The concert really moved up a notch when it moved to Big D’s a few years ago. From the standpoint of a venue, it was comfortable, very accessible and had great food (another good reason for people to stay for the whole show.) It also allowed Shelley to set the show up like a real gig, with a sound system and light show courtesy of Dan Ardouin (Jedi Mind Trip) and sound engineering by Joseph Christensen.
One unexpected comment about the show from Shelley was that they actually can be a little melancholy for him, as kids he has worked with for years are presented with their graduation certificates, hugged and sent into the world. Having taught myself, I am very sympathetic to the mixed emotions of the last day of school.
Shelley’s plan is to continue to grow the school and maintain the opportunity it presents for young musicians to practice and hone their craft. He is especially interested in tapping into a growing number of students who are also interested in singing and improving their vocal performance. These students fill a real void in bands which often already have their instrumentation set.
The Rock School will start up again in the Fall, with spaces available at all age groups and varying skill levels. You can contact Mark directly at the Fulkerson Studio, by phone at 517 614 2517 or find it on Facebook.
While I was visiting Mark, I picked up a copy of his solo album Out of the Woodwork. Shelley plays all of the instruments on this instrumental “prog rock” disc. If you are a fan of artists like Dream Theater, Yes orJoe Satriani, you should really pick up a copy. The playing is phenomenal and the compositions very clever and polished. Plus, you have to smile when all the guitar mayhem breaks for slice of keyboard wizardry slid neatly into the groove. Rock. And roll.

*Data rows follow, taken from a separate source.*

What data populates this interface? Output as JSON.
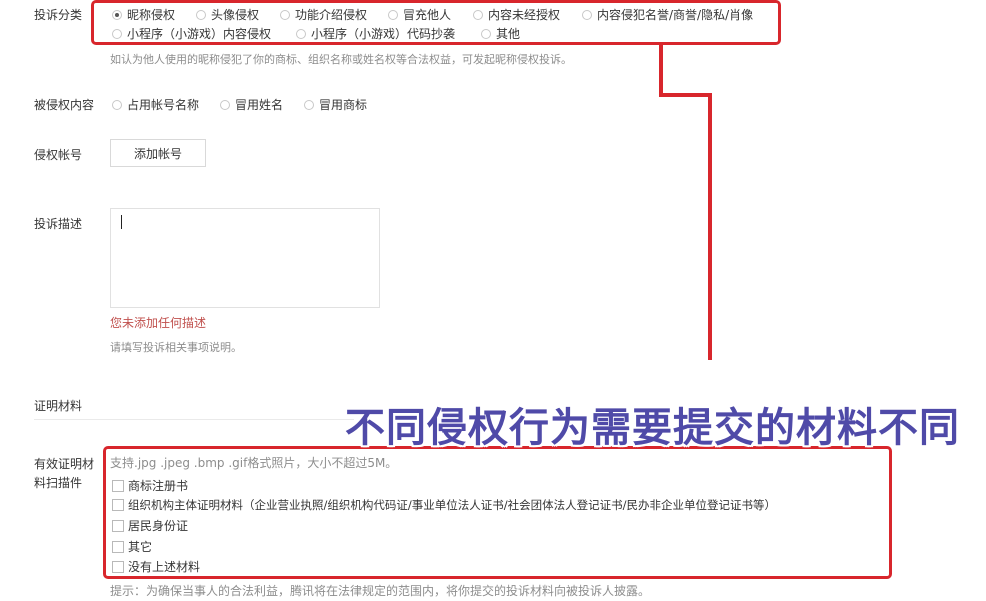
{
  "complaint_category": {
    "label": "投诉分类",
    "options_row1": [
      "昵称侵权",
      "头像侵权",
      "功能介绍侵权",
      "冒充他人",
      "内容未经授权",
      "内容侵犯名誉/商誉/隐私/肖像"
    ],
    "options_row2": [
      "小程序（小游戏）内容侵权",
      "小程序（小游戏）代码抄袭",
      "其他"
    ],
    "selected": "昵称侵权",
    "hint": "如认为他人使用的昵称侵犯了你的商标、组织名称或姓名权等合法权益，可发起昵称侵权投诉。"
  },
  "infringed_content": {
    "label": "被侵权内容",
    "options": [
      "占用帐号名称",
      "冒用姓名",
      "冒用商标"
    ]
  },
  "infringing_account": {
    "label": "侵权帐号",
    "button": "添加帐号"
  },
  "description": {
    "label": "投诉描述",
    "value": "",
    "error": "您未添加任何描述",
    "hint": "请填写投诉相关事项说明。"
  },
  "proof_section": {
    "title": "证明材料"
  },
  "proof_scans": {
    "label_line1": "有效证明材",
    "label_line2": "料扫描件",
    "format_hint": "支持.jpg .jpeg .bmp .gif格式照片，大小不超过5M。",
    "options": [
      "商标注册书",
      "组织机构主体证明材料（企业营业执照/组织机构代码证/事业单位法人证书/社会团体法人登记证书/民办非企业单位登记证书等）",
      "居民身份证",
      "其它",
      "没有上述材料"
    ],
    "notice": "提示：为确保当事人的合法利益，腾讯将在法律规定的范围内，将你提交的投诉材料向被投诉人披露。"
  },
  "annotation": {
    "text": "不同侵权行为需要提交的材料不同",
    "colors": {
      "annotation": "#4f4aa8",
      "highlight": "#d8262c"
    }
  }
}
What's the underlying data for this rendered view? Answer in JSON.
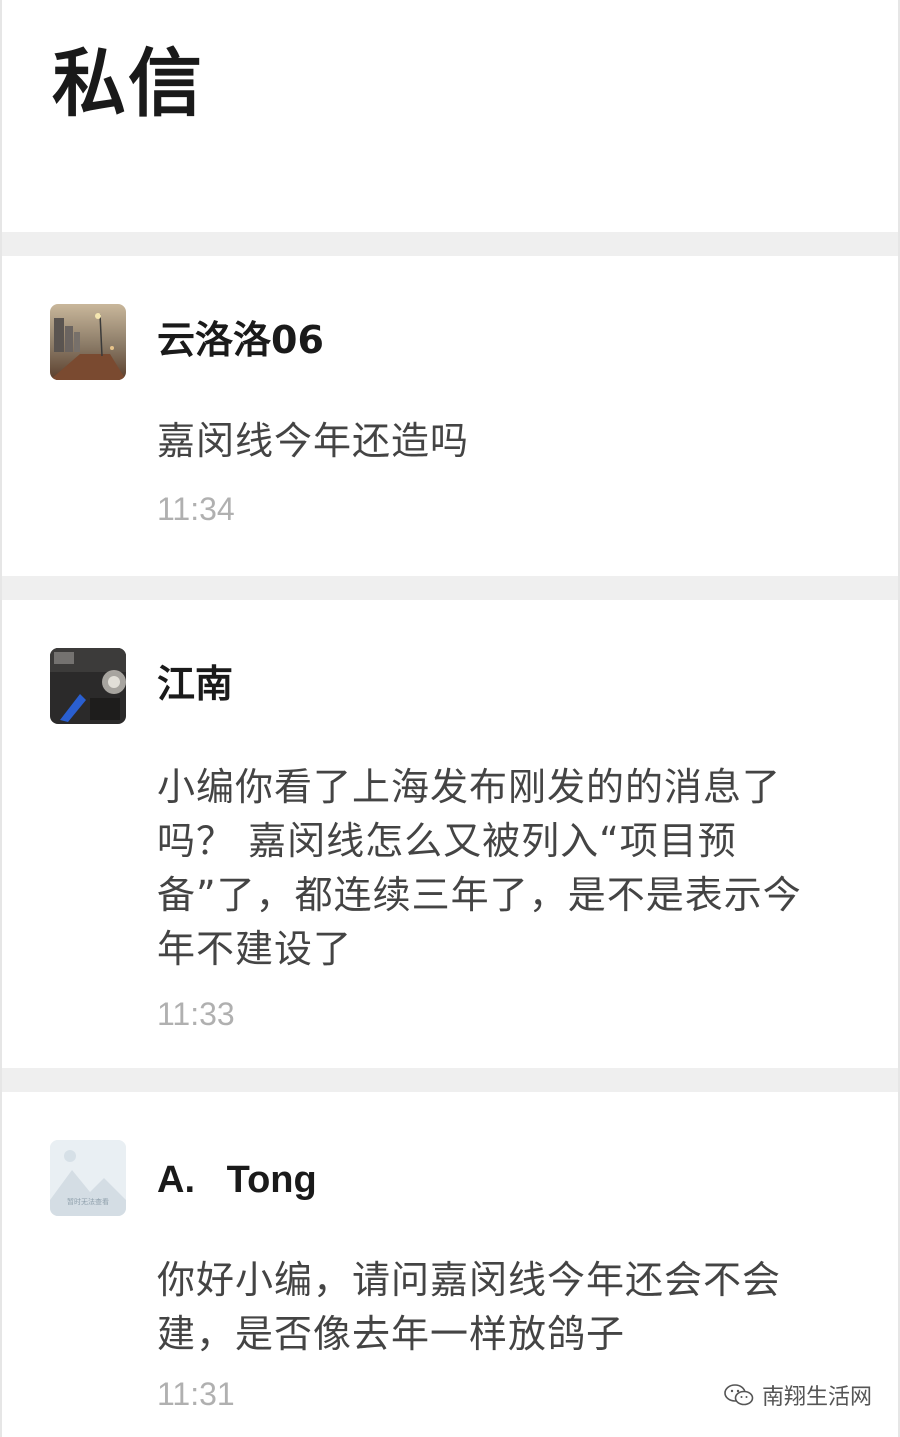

Contact Mark directly if you are interested in a copy of this really great release.
16th November, 2023